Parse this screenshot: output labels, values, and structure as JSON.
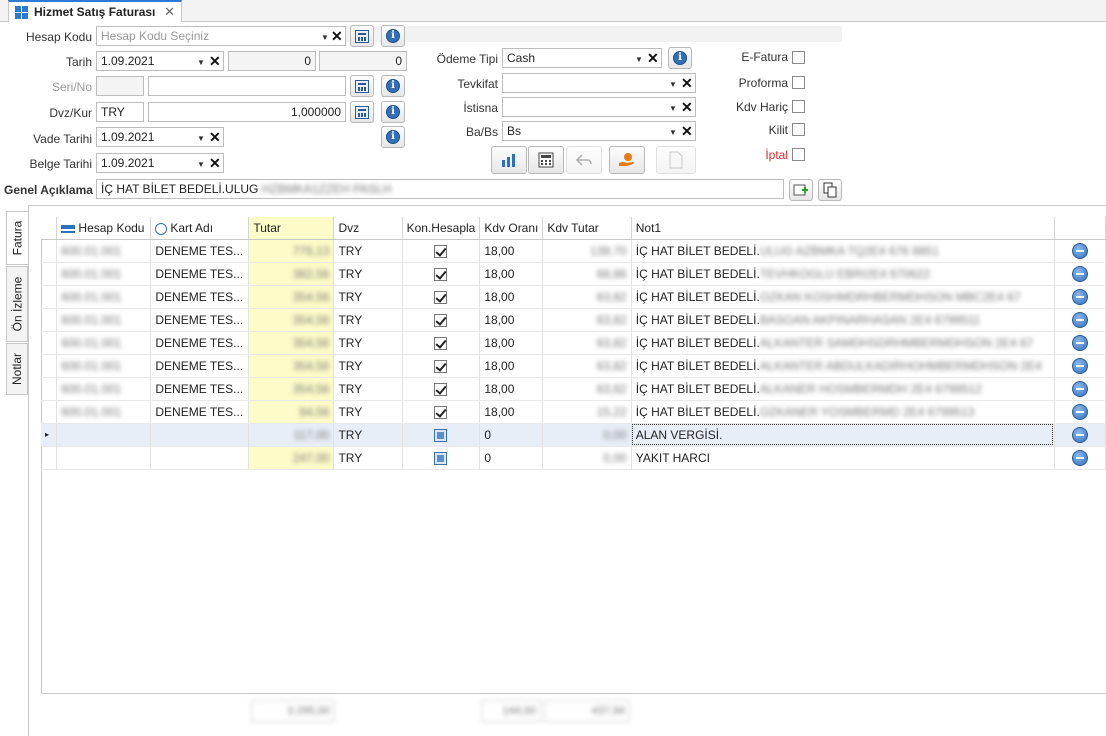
{
  "tab": {
    "title": "Hizmet Satış Faturası",
    "close": "✕"
  },
  "left_form": {
    "hesap_kodu": {
      "label": "Hesap Kodu",
      "placeholder": "Hesap Kodu Seçiniz"
    },
    "tarih": {
      "label": "Tarih",
      "value": "1.09.2021",
      "num1": "0",
      "num2": "0"
    },
    "seri_no": {
      "label": "Seri/No",
      "value": ""
    },
    "dvz_kur": {
      "label": "Dvz/Kur",
      "currency": "TRY",
      "rate": "1,000000"
    },
    "vade_tarihi": {
      "label": "Vade Tarihi",
      "value": "1.09.2021"
    },
    "belge_tarihi": {
      "label": "Belge Tarihi",
      "value": "1.09.2021"
    }
  },
  "mid_form": {
    "odeme_tipi": {
      "label": "Ödeme Tipi",
      "value": "Cash"
    },
    "tevkifat": {
      "label": "Tevkifat",
      "value": ""
    },
    "istisna": {
      "label": "İstisna",
      "value": ""
    },
    "ba_bs": {
      "label": "Ba/Bs",
      "value": "Bs"
    }
  },
  "flags": {
    "e_fatura": {
      "label": "E-Fatura",
      "checked": false
    },
    "proforma": {
      "label": "Proforma",
      "checked": false
    },
    "kdv_haric": {
      "label": "Kdv Hariç",
      "checked": false
    },
    "kilit": {
      "label": "Kilit",
      "checked": false
    },
    "iptal": {
      "label": "İptal",
      "checked": false,
      "color": "#d03030"
    }
  },
  "genel_aciklama": {
    "label": "Genel Açıklama",
    "value": "İÇ HAT BİLET BEDELİ.ULUG",
    "value_blurred": "HZBMKA1ZZEH PASLH"
  },
  "side_tabs": [
    "Fatura",
    "Ön İzleme",
    "Notlar"
  ],
  "grid": {
    "columns": [
      "Hesap Kodu",
      "Kart Adı",
      "Tutar",
      "Dvz",
      "Kon.Hesapla",
      "Kdv Oranı",
      "Kdv Tutar",
      "Not1"
    ],
    "rows": [
      {
        "hesap": "600.01.001",
        "kart": "DENEME TES...",
        "tutar": "776,13",
        "dvz": "TRY",
        "kon": "check",
        "kdv_orani": "18,00",
        "kdv_tutar": "139,70",
        "not1": "İÇ HAT BİLET BEDELİ.",
        "not1_blur": "ULUG AZBMKA TQ2E4 676 8851"
      },
      {
        "hesap": "600.01.001",
        "kart": "DENEME TES...",
        "tutar": "382,56",
        "dvz": "TRY",
        "kon": "check",
        "kdv_orani": "18,00",
        "kdv_tutar": "68,86",
        "not1": "İÇ HAT BİLET BEDELİ.",
        "not1_blur": "TEVHKOGLU EBRI2E4 670622"
      },
      {
        "hesap": "600.01.001",
        "kart": "DENEME TES...",
        "tutar": "354,56",
        "dvz": "TRY",
        "kon": "check",
        "kdv_orani": "18,00",
        "kdv_tutar": "63,82",
        "not1": "İÇ HAT BİLET BEDELİ.",
        "not1_blur": "OZKAN KOSHMDRHBERMDHSON MBC2E4 67"
      },
      {
        "hesap": "600.01.001",
        "kart": "DENEME TES...",
        "tutar": "354,56",
        "dvz": "TRY",
        "kon": "check",
        "kdv_orani": "18,00",
        "kdv_tutar": "63,82",
        "not1": "İÇ HAT BİLET BEDELİ.",
        "not1_blur": "BASOAN AKPINARHASAN 2E4 6799511"
      },
      {
        "hesap": "600.01.001",
        "kart": "DENEME TES...",
        "tutar": "354,56",
        "dvz": "TRY",
        "kon": "check",
        "kdv_orani": "18,00",
        "kdv_tutar": "63,82",
        "not1": "İÇ HAT BİLET BEDELİ.",
        "not1_blur": "ALKANTER SAMDHSDRHMBERMDHSON 2E4 67"
      },
      {
        "hesap": "600.01.001",
        "kart": "DENEME TES...",
        "tutar": "354,56",
        "dvz": "TRY",
        "kon": "check",
        "kdv_orani": "18,00",
        "kdv_tutar": "63,82",
        "not1": "İÇ HAT BİLET BEDELİ.",
        "not1_blur": "ALKANTER ABDULKADIRHOHMBERMDHSON 2E4"
      },
      {
        "hesap": "600.01.001",
        "kart": "DENEME TES...",
        "tutar": "354,56",
        "dvz": "TRY",
        "kon": "check",
        "kdv_orani": "18,00",
        "kdv_tutar": "63,82",
        "not1": "İÇ HAT BİLET BEDELİ.",
        "not1_blur": "ALKANER HOSMBERMDH 2E4 6799512"
      },
      {
        "hesap": "600.01.001",
        "kart": "DENEME TES...",
        "tutar": "84,56",
        "dvz": "TRY",
        "kon": "check",
        "kdv_orani": "18,00",
        "kdv_tutar": "15,22",
        "not1": "İÇ HAT BİLET BEDELİ.",
        "not1_blur": "OZKANER YOSMBERMD 2E4 6799513"
      },
      {
        "hesap": "",
        "kart": "",
        "tutar": "117,00",
        "dvz": "TRY",
        "kon": "square",
        "kdv_orani": "0",
        "kdv_tutar": "0,00",
        "not1": "ALAN VERGİSİ.",
        "not1_blur": "",
        "selected": true
      },
      {
        "hesap": "",
        "kart": "",
        "tutar": "247,00",
        "dvz": "TRY",
        "kon": "square",
        "kdv_orani": "0",
        "kdv_tutar": "0,00",
        "not1": "YAKIT HARCI",
        "not1_blur": ""
      }
    ],
    "footer": {
      "tutar_sum": "3.295,00",
      "kdv_orani_sum": "144,00",
      "kdv_tutar_sum": "437,94"
    }
  }
}
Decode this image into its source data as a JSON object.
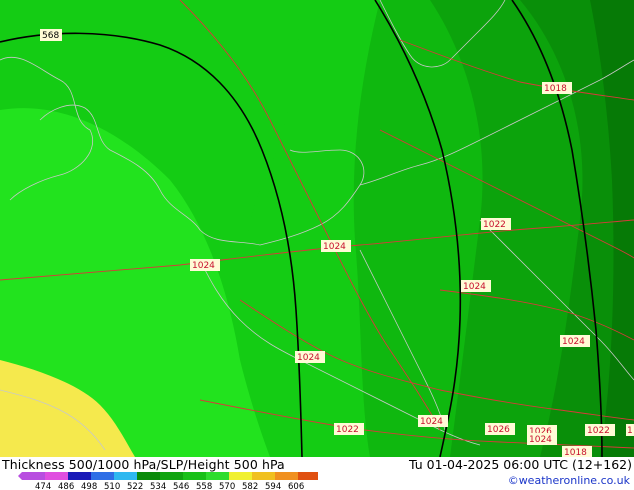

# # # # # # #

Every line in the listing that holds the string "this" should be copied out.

Parse this screenshot: output labels, values, and structure as JSON.
Decode this image into its source data as a JSON object.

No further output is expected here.